*** Opening of GIVEN DATA ***

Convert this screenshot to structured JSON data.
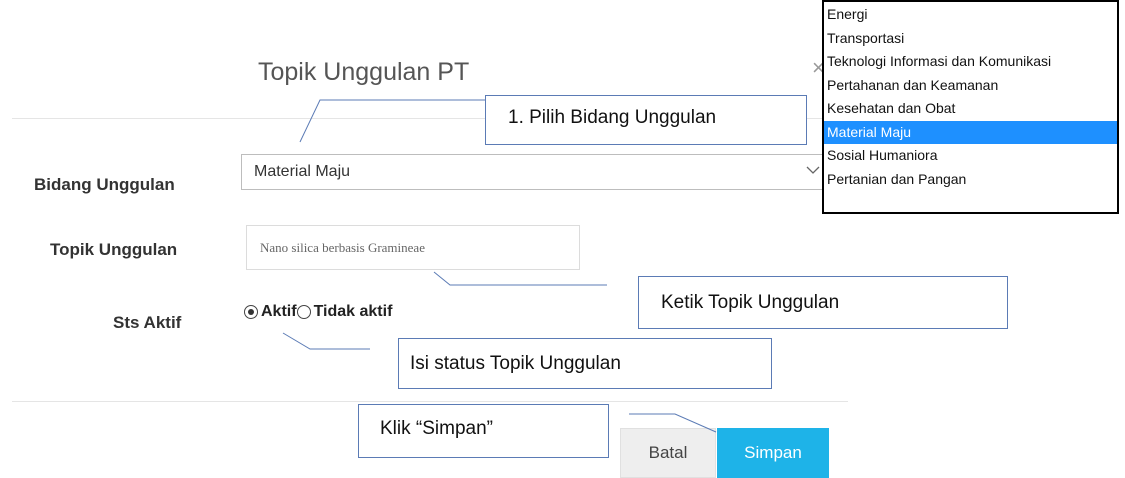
{
  "modal": {
    "title": "Topik Unggulan PT",
    "close_symbol": "×"
  },
  "form": {
    "bidang_label": "Bidang Unggulan",
    "bidang_value": "Material Maju",
    "topik_label": "Topik Unggulan",
    "topik_value": "Nano silica berbasis Gramineae",
    "sts_label": "Sts Aktif",
    "radio_aktif": "Aktif",
    "radio_tidak_aktif": "Tidak aktif",
    "radio_selected": "Aktif"
  },
  "dropdown": {
    "options": [
      "Energi",
      "Transportasi",
      "Teknologi Informasi dan Komunikasi",
      "Pertahanan dan Keamanan",
      "Kesehatan dan Obat",
      "Material Maju",
      "Sosial Humaniora",
      "Pertanian dan Pangan"
    ],
    "selected": "Material Maju",
    "selected_color": "#1e90ff"
  },
  "buttons": {
    "batal_label": "Batal",
    "simpan_label": "Simpan",
    "simpan_color": "#1eb3e8"
  },
  "callouts": {
    "step1": "1.  Pilih Bidang Unggulan",
    "step2": "Ketik Topik Unggulan",
    "step3": "Isi status Topik Unggulan",
    "step4": "Klik “Simpan”"
  },
  "icons": {
    "close": "close-icon",
    "select_arrow": "chevron-down-icon",
    "radio": "radio-icon"
  }
}
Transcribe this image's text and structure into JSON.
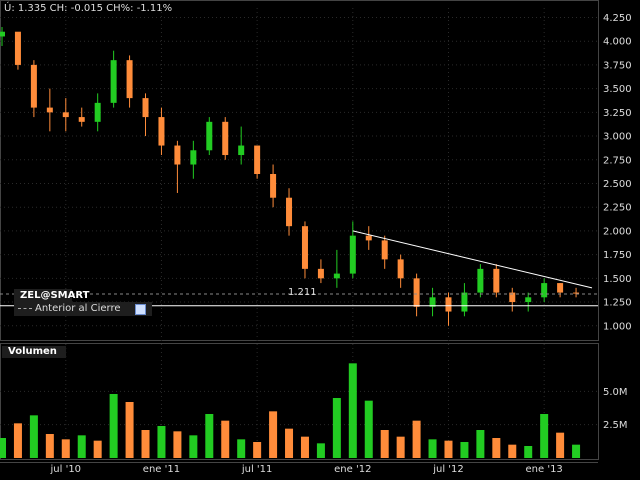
{
  "header": {
    "info_text": "Ú: 1.335 CH: -0.015 CH%: -1.11%"
  },
  "price_panel": {
    "symbol": "ZEL@SMART",
    "legend_label": "Anterior al Cierre",
    "prev_close_value": "1.211"
  },
  "volume_panel": {
    "title": "Volumen"
  },
  "colors": {
    "up": "#22cc22",
    "down": "#ff8c3a",
    "grid": "#2a2a2a",
    "trendline": "#ffffff"
  },
  "chart_data": [
    {
      "type": "candlestick",
      "title": "",
      "ylim": [
        0.85,
        4.35
      ],
      "y_ticks": [
        "1.000",
        "1.250",
        "1.500",
        "1.750",
        "2.000",
        "2.250",
        "2.500",
        "2.750",
        "3.000",
        "3.250",
        "3.500",
        "3.750",
        "4.000",
        "4.250"
      ],
      "x_ticks": [
        "jul '10",
        "ene '11",
        "jul '11",
        "ene '12",
        "jul '12",
        "ene '13"
      ],
      "x_range": [
        "2010-03",
        "2013-04"
      ],
      "previous_close": 1.211,
      "close_reference_line": 1.335,
      "trendline": [
        [
          "2012-01",
          2.0
        ],
        [
          "2013-04",
          1.4
        ]
      ],
      "series": [
        {
          "values": [
            {
              "x": "2010-03",
              "o": 4.05,
              "h": 4.15,
              "l": 3.95,
              "c": 4.1
            },
            {
              "x": "2010-04",
              "o": 4.1,
              "h": 4.05,
              "l": 3.7,
              "c": 3.75
            },
            {
              "x": "2010-05",
              "o": 3.75,
              "h": 3.8,
              "l": 3.2,
              "c": 3.3
            },
            {
              "x": "2010-06",
              "o": 3.3,
              "h": 3.5,
              "l": 3.05,
              "c": 3.25
            },
            {
              "x": "2010-07",
              "o": 3.25,
              "h": 3.4,
              "l": 3.05,
              "c": 3.2
            },
            {
              "x": "2010-08",
              "o": 3.2,
              "h": 3.3,
              "l": 3.1,
              "c": 3.15
            },
            {
              "x": "2010-09",
              "o": 3.15,
              "h": 3.45,
              "l": 3.05,
              "c": 3.35
            },
            {
              "x": "2010-10",
              "o": 3.35,
              "h": 3.9,
              "l": 3.3,
              "c": 3.8
            },
            {
              "x": "2010-11",
              "o": 3.8,
              "h": 3.85,
              "l": 3.3,
              "c": 3.4
            },
            {
              "x": "2010-12",
              "o": 3.4,
              "h": 3.45,
              "l": 3.0,
              "c": 3.2
            },
            {
              "x": "2011-01",
              "o": 3.2,
              "h": 3.3,
              "l": 2.8,
              "c": 2.9
            },
            {
              "x": "2011-02",
              "o": 2.9,
              "h": 2.95,
              "l": 2.4,
              "c": 2.7
            },
            {
              "x": "2011-03",
              "o": 2.7,
              "h": 2.95,
              "l": 2.55,
              "c": 2.85
            },
            {
              "x": "2011-04",
              "o": 2.85,
              "h": 3.2,
              "l": 2.8,
              "c": 3.15
            },
            {
              "x": "2011-05",
              "o": 3.15,
              "h": 3.2,
              "l": 2.75,
              "c": 2.8
            },
            {
              "x": "2011-06",
              "o": 2.8,
              "h": 3.1,
              "l": 2.7,
              "c": 2.9
            },
            {
              "x": "2011-07",
              "o": 2.9,
              "h": 2.9,
              "l": 2.55,
              "c": 2.6
            },
            {
              "x": "2011-08",
              "o": 2.6,
              "h": 2.7,
              "l": 2.25,
              "c": 2.35
            },
            {
              "x": "2011-09",
              "o": 2.35,
              "h": 2.45,
              "l": 1.95,
              "c": 2.05
            },
            {
              "x": "2011-10",
              "o": 2.05,
              "h": 2.1,
              "l": 1.5,
              "c": 1.6
            },
            {
              "x": "2011-11",
              "o": 1.6,
              "h": 1.7,
              "l": 1.45,
              "c": 1.5
            },
            {
              "x": "2011-12",
              "o": 1.5,
              "h": 1.8,
              "l": 1.4,
              "c": 1.55
            },
            {
              "x": "2012-01",
              "o": 1.55,
              "h": 2.1,
              "l": 1.5,
              "c": 1.95
            },
            {
              "x": "2012-02",
              "o": 1.95,
              "h": 2.05,
              "l": 1.8,
              "c": 1.9
            },
            {
              "x": "2012-03",
              "o": 1.9,
              "h": 1.95,
              "l": 1.6,
              "c": 1.7
            },
            {
              "x": "2012-04",
              "o": 1.7,
              "h": 1.75,
              "l": 1.4,
              "c": 1.5
            },
            {
              "x": "2012-05",
              "o": 1.5,
              "h": 1.55,
              "l": 1.1,
              "c": 1.2
            },
            {
              "x": "2012-06",
              "o": 1.2,
              "h": 1.4,
              "l": 1.1,
              "c": 1.3
            },
            {
              "x": "2012-07",
              "o": 1.3,
              "h": 1.35,
              "l": 1.0,
              "c": 1.15
            },
            {
              "x": "2012-08",
              "o": 1.15,
              "h": 1.45,
              "l": 1.1,
              "c": 1.35
            },
            {
              "x": "2012-09",
              "o": 1.35,
              "h": 1.65,
              "l": 1.3,
              "c": 1.6
            },
            {
              "x": "2012-10",
              "o": 1.6,
              "h": 1.65,
              "l": 1.3,
              "c": 1.35
            },
            {
              "x": "2012-11",
              "o": 1.35,
              "h": 1.4,
              "l": 1.15,
              "c": 1.25
            },
            {
              "x": "2012-12",
              "o": 1.25,
              "h": 1.35,
              "l": 1.15,
              "c": 1.3
            },
            {
              "x": "2013-01",
              "o": 1.3,
              "h": 1.5,
              "l": 1.25,
              "c": 1.45
            },
            {
              "x": "2013-02",
              "o": 1.45,
              "h": 1.45,
              "l": 1.3,
              "c": 1.35
            },
            {
              "x": "2013-03",
              "o": 1.35,
              "h": 1.4,
              "l": 1.3,
              "c": 1.34
            }
          ]
        }
      ]
    },
    {
      "type": "bar",
      "title": "Volumen",
      "y_ticks": [
        "2.5M",
        "5.0M"
      ],
      "ylim": [
        0,
        7500000
      ],
      "series": [
        {
          "values": [
            {
              "x": "2010-03",
              "v": 1500000,
              "up": true
            },
            {
              "x": "2010-04",
              "v": 2600000,
              "up": false
            },
            {
              "x": "2010-05",
              "v": 3200000,
              "up": true
            },
            {
              "x": "2010-06",
              "v": 1800000,
              "up": false
            },
            {
              "x": "2010-07",
              "v": 1400000,
              "up": false
            },
            {
              "x": "2010-08",
              "v": 1700000,
              "up": true
            },
            {
              "x": "2010-09",
              "v": 1300000,
              "up": false
            },
            {
              "x": "2010-10",
              "v": 4800000,
              "up": true
            },
            {
              "x": "2010-11",
              "v": 4200000,
              "up": false
            },
            {
              "x": "2010-12",
              "v": 2100000,
              "up": false
            },
            {
              "x": "2011-01",
              "v": 2400000,
              "up": true
            },
            {
              "x": "2011-02",
              "v": 2000000,
              "up": false
            },
            {
              "x": "2011-03",
              "v": 1700000,
              "up": true
            },
            {
              "x": "2011-04",
              "v": 3300000,
              "up": true
            },
            {
              "x": "2011-05",
              "v": 2800000,
              "up": false
            },
            {
              "x": "2011-06",
              "v": 1400000,
              "up": true
            },
            {
              "x": "2011-07",
              "v": 1200000,
              "up": false
            },
            {
              "x": "2011-08",
              "v": 3500000,
              "up": false
            },
            {
              "x": "2011-09",
              "v": 2200000,
              "up": false
            },
            {
              "x": "2011-10",
              "v": 1600000,
              "up": false
            },
            {
              "x": "2011-11",
              "v": 1100000,
              "up": true
            },
            {
              "x": "2011-12",
              "v": 4500000,
              "up": true
            },
            {
              "x": "2012-01",
              "v": 7100000,
              "up": true
            },
            {
              "x": "2012-02",
              "v": 4300000,
              "up": true
            },
            {
              "x": "2012-03",
              "v": 2100000,
              "up": false
            },
            {
              "x": "2012-04",
              "v": 1600000,
              "up": false
            },
            {
              "x": "2012-05",
              "v": 2800000,
              "up": false
            },
            {
              "x": "2012-06",
              "v": 1400000,
              "up": true
            },
            {
              "x": "2012-07",
              "v": 1300000,
              "up": false
            },
            {
              "x": "2012-08",
              "v": 1200000,
              "up": true
            },
            {
              "x": "2012-09",
              "v": 2100000,
              "up": true
            },
            {
              "x": "2012-10",
              "v": 1500000,
              "up": false
            },
            {
              "x": "2012-11",
              "v": 1000000,
              "up": false
            },
            {
              "x": "2012-12",
              "v": 900000,
              "up": true
            },
            {
              "x": "2013-01",
              "v": 3300000,
              "up": true
            },
            {
              "x": "2013-02",
              "v": 1900000,
              "up": false
            },
            {
              "x": "2013-03",
              "v": 1000000,
              "up": true
            }
          ]
        }
      ]
    }
  ]
}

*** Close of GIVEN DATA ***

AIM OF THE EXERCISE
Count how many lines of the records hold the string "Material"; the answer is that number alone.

YOUR RESPONSE
3